Last night I managed to peel Kirk away from the TV screen (the Redwings’ playoff game was a nail-bitter) to run an errand in the name of survival.

Next week, we’re going camping. And I don’t have a sleeping bag.

How strange. We humans can’t venture into the outdoors for even one night without dragging along a truckload of man-made contraptions.

Without sleeping bags, we’d be cold.
Without tents, we’d be bug-bitten.
Without groceries, we’d be hungry.
Without camping chairs, we’d be uncomfortable.
Without sleeping pads, we’d be sore.
Without lighter fluid, we’d be frustrated.
Without ice, we’d have warm beer (heaven forbid)!
Without… you get it.

We bring everything we can into the wilderness to replicate the standard of living we enjoy in our “normal” paved, painted, smoothed and sanitized world.

Now, what if we were snatched from our running water, our temperature-controlled environments and – gasp! – our refrigerators, and dropped in the middle of nowhere? Let’s say, the middle of the jungle. Could any of us survive?

These were my ponderings as I bounced around in the back of Rocky over the severely uneven Costa Rican dirt roads, trying to keep a hold of the lunch in my stomach.

It took us four hours of driving deep into the middle of the jungle to get to our destination. And even then, we didn’t quite make it.

We crossed a one-way bridge with a maximum capacity of one vehicle. The guy behind us was pushing his (and our) luck:

After driving a few hours, we stopped on the side of the road to eat the sandwiches and watermelon we had bought that morning from the grocery store. Sofía was happy to get out of the car.

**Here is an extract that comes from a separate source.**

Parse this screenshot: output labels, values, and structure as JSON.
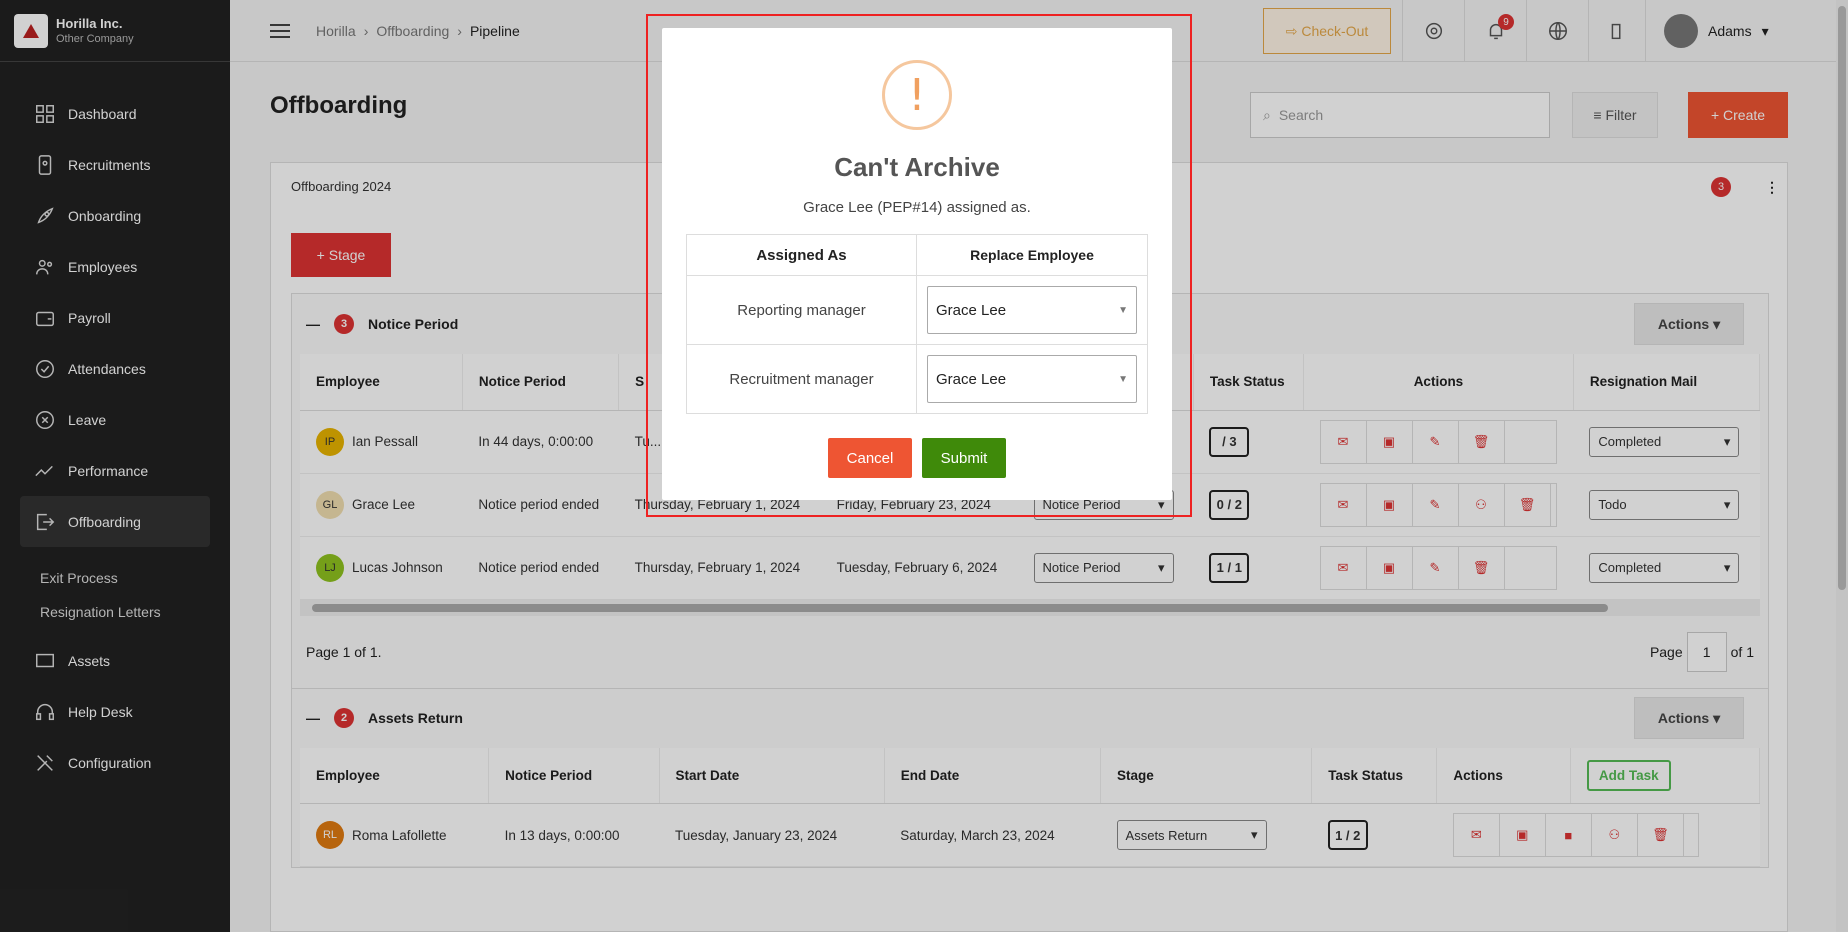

She helped David and Kirk clean up the impromptu picnic.

After some more bouncing around, we made it to a cool, clear river, just asking us to stick our feet in.

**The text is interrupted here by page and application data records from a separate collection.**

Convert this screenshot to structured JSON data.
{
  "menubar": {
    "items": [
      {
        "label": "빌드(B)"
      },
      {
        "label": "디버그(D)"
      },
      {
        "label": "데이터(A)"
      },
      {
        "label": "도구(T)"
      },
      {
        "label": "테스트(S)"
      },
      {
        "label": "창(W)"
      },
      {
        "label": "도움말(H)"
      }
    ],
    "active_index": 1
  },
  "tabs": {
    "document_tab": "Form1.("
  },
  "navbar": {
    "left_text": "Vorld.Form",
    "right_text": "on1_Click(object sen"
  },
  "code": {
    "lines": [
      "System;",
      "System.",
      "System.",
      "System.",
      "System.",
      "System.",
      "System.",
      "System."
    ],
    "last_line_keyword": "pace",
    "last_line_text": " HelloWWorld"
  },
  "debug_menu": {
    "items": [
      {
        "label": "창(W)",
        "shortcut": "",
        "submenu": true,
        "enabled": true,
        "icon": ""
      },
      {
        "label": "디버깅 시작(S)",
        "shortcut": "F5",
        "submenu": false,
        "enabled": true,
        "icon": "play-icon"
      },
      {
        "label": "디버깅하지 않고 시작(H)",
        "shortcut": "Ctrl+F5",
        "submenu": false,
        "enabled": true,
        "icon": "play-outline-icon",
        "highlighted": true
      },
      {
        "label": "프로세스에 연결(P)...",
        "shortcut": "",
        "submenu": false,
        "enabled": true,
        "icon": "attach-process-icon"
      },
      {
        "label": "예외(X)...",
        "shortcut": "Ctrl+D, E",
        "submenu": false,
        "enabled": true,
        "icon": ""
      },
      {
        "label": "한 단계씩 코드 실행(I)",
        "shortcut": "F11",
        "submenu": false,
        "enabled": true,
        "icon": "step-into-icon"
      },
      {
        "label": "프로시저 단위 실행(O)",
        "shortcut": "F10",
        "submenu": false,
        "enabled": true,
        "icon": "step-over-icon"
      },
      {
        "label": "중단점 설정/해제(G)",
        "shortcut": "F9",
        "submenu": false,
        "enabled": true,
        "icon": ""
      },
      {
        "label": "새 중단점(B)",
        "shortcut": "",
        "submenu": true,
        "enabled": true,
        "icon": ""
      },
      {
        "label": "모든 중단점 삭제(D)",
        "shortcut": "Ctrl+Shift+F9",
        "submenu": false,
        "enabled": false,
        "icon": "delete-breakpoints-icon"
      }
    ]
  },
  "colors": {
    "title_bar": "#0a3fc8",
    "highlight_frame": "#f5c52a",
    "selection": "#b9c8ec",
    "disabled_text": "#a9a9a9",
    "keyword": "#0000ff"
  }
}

Naturally, Kirk needed to go conquer the boulders.

And by the way, see that waterfall in the background in Kirk’s photo? It was actually our original destination. Since it was already late in the afternoon by the time we arrived at the river, we decided to turn back before it got too late.

We had no plans to camp or stay out in the jungle through the night, but as I watched it grow dark on the car ride back home, I wondered what I would have done if I was somehow left out there. I think stranded situations like that occur more on TV (Lost) than in real life, unless of course you go out asking for it. But there’s always “what if…”

I mean, I don’t even think I can start a fire without a match. If I had to forage for berries, I’m sure I’d pick the poisonous ones. And hunt? HA! Yeah right. Even a sloth could evade me.

I’m putting “learn survival skills” on my To Do list.

In the mean time, thank you Rocky, and thank you groceries, you made exploring the Costa Rican jungle just lovely.

And thank you REI, because you make the outdoors fun for those of us who weren’t raised by wolves. (And my new sleeping bag is gloriously warm, and even a pretty color too.) ☼